   Lee (who always opposed slavery) was punished by losing his land to what is now Arlington cemetery, yet he is best appreciated for working to reunite the tattered post-war South. Beauregard was a major business figure in his home of New Orleans and, like Lee, was eventually pardoned and granted full citizenship.

      Advocates of removing the statues often say that the monuments do not reflect who we are. No statue from any time does that. All they can represent is fragments from who we were. Statue critics argue that it is backwards thinking to allow such monuments to stand. To me it is forward thinking to better understand the people and the circumstances of the monuments rather than brush them all with the same stereotypes.

        There have been many civil wars fought throughout the world since the surrender at Appomattox. It is the American Civil War that, though bloody and often cruel, provides the best global example of recovery with compassion. Ahead would be scavengers from both sides; northern invaders known as carpetbaggers, who plundered the state politically and financially; from the southern woods would come masked riders known as the Ku Klux Klan, who feared loss of control and violently threatened the innocent.    

     Those were some of the war’s ugly products, but the overall movement was for the unification that Lincoln hoped for and that Beauregard and Lee, among others, strove towards.

    We hope that the statues of the two generals can remain standing, if not in honor of them at least in honor of the nation that welcomed them back.





An excerpt from a letter written to Beauregard from Lee about citizenship:

I need not tell you that true patriotism sometimes requires of men to act exactly contrary, at one period, to that which it does at another, and the motive which impels them-the desire to do right- is precisely the same. The circumstances that govern their actions, change, and their conduct must conform to the new order of things. History is full of illustrations of this: Washington himself is an example of this. At one time he fought in the service of the King of Great Britain; at another he fought with the French at Yorktown, under the orders of the Continental Congress of America, against him. He has not been branded by the world with reproach for this, but his course has been applauded.

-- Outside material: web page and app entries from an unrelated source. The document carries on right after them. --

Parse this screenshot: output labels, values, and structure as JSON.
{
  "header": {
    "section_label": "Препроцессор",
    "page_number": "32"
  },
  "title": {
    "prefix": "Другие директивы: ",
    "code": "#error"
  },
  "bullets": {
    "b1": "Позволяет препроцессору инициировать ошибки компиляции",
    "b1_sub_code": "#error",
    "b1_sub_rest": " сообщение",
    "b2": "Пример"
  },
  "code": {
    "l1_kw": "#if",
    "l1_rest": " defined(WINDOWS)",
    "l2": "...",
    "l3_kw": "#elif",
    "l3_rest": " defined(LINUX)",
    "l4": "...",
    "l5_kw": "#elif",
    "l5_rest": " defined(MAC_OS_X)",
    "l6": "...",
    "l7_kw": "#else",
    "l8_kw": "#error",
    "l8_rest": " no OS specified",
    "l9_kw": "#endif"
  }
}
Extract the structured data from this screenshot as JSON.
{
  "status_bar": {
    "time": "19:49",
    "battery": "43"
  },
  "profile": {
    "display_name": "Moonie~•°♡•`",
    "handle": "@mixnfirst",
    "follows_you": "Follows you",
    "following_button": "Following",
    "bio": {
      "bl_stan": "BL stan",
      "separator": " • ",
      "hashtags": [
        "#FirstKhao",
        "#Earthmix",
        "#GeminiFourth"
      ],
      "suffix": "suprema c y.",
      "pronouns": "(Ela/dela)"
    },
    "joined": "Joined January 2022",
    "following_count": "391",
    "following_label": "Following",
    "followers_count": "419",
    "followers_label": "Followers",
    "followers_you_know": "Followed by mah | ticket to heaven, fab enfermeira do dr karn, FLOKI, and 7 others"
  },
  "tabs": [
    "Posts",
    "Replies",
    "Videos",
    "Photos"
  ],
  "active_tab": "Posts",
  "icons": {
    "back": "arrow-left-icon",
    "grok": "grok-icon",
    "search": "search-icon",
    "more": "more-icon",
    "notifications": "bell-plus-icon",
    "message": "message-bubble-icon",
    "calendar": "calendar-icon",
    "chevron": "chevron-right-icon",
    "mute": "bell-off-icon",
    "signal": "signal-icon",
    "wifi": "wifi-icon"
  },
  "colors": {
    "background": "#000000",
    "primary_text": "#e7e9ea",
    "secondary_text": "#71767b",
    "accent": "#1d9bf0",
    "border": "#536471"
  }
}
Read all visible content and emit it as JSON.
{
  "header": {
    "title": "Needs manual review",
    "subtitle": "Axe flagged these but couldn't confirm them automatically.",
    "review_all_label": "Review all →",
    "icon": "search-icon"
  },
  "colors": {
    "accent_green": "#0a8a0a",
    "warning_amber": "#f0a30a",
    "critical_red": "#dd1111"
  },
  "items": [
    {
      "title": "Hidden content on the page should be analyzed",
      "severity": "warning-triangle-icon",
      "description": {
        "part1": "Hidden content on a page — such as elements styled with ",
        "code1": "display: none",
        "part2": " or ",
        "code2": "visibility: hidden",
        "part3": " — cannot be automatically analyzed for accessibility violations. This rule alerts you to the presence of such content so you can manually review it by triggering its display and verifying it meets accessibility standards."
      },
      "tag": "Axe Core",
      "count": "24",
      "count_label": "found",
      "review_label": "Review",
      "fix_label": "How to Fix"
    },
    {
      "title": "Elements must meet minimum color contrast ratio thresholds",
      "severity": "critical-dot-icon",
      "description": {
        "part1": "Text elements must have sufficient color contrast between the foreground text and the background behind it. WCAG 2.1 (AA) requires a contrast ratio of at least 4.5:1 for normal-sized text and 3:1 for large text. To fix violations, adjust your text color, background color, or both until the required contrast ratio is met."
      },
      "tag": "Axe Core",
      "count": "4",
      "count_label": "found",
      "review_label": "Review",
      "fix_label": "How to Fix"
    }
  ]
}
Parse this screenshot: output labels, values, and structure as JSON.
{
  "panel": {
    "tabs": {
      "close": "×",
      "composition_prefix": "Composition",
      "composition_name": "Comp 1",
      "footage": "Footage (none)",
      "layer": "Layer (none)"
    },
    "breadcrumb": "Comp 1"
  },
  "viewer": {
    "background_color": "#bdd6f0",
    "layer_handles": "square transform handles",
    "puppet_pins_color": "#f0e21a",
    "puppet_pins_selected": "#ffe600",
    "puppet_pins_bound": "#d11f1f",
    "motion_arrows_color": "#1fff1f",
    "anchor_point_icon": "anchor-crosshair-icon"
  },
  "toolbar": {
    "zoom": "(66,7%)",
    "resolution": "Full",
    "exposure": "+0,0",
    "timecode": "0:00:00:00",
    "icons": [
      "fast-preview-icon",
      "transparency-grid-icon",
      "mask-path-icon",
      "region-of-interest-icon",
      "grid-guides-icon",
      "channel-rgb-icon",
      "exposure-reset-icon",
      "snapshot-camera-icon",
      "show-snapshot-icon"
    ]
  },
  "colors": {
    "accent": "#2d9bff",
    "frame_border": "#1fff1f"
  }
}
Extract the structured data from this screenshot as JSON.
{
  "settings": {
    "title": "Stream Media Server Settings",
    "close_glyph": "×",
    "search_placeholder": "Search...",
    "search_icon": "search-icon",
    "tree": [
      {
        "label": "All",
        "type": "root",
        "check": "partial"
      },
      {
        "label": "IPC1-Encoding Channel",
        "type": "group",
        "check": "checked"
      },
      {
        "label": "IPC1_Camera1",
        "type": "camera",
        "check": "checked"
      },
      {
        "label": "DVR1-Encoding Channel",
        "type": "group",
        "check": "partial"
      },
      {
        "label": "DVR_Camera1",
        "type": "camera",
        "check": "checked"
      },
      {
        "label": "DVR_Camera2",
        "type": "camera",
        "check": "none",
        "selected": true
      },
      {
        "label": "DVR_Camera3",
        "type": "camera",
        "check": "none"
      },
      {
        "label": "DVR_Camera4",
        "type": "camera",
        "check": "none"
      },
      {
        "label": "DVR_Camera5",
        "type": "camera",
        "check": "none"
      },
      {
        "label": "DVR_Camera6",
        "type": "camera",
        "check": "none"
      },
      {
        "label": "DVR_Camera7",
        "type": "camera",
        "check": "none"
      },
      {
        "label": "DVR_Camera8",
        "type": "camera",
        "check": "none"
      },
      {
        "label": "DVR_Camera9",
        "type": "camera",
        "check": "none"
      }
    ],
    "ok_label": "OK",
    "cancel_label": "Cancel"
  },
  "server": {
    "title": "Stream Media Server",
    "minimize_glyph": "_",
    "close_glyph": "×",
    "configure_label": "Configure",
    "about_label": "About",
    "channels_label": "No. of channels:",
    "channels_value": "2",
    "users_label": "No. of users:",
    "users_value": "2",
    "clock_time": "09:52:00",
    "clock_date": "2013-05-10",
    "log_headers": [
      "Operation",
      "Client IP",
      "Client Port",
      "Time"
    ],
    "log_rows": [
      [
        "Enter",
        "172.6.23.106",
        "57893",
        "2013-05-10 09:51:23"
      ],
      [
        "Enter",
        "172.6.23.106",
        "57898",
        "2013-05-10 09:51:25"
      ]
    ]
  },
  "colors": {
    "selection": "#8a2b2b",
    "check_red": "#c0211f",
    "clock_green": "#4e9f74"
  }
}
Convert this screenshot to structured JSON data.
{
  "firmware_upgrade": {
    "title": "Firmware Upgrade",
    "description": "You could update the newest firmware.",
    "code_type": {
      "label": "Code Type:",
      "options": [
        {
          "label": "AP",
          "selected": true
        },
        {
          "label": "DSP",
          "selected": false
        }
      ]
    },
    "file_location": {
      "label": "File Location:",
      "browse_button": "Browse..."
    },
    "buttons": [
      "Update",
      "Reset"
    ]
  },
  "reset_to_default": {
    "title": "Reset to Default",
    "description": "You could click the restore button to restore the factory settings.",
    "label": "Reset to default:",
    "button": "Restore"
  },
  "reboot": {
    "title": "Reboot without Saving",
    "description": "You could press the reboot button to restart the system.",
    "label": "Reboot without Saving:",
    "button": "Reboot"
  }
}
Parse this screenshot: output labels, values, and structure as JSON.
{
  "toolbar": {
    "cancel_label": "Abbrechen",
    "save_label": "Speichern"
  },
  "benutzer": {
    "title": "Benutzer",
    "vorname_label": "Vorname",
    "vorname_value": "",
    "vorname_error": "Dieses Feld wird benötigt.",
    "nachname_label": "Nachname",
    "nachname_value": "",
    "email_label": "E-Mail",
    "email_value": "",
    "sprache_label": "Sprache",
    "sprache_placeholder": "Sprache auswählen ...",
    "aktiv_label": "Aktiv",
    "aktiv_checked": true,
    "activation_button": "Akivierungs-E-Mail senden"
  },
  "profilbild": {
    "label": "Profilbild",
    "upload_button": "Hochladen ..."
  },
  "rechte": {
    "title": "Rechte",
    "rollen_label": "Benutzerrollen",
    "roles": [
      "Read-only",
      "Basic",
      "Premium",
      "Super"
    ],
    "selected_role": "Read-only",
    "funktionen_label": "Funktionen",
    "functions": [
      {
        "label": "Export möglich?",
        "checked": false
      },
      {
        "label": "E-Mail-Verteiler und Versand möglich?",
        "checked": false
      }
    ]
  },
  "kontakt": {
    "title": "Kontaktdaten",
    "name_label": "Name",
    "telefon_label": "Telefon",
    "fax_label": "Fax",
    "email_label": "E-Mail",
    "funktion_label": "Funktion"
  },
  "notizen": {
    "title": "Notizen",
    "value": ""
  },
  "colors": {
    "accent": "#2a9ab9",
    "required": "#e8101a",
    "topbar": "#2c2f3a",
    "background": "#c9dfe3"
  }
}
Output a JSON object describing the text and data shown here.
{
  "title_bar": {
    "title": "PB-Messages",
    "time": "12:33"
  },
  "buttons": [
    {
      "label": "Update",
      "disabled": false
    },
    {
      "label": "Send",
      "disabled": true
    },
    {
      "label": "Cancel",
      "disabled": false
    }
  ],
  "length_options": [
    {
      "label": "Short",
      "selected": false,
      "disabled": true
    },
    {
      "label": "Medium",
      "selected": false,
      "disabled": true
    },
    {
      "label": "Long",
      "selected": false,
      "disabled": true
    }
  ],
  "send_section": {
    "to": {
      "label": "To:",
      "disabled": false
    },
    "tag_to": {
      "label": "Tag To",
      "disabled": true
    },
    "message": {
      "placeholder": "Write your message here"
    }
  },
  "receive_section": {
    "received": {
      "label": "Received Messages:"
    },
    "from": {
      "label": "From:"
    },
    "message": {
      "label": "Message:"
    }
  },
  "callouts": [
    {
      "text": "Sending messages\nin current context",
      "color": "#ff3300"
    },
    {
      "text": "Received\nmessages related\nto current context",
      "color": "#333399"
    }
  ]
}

BOOK ANNOUNCEMENT: Errol’s Laborde’s new book, “Mardi Gras: Chronicles of the New Orleans Carnival” (Pelican Publishing Company, 2013), has been released. It is now available at local bookstores and at book websites.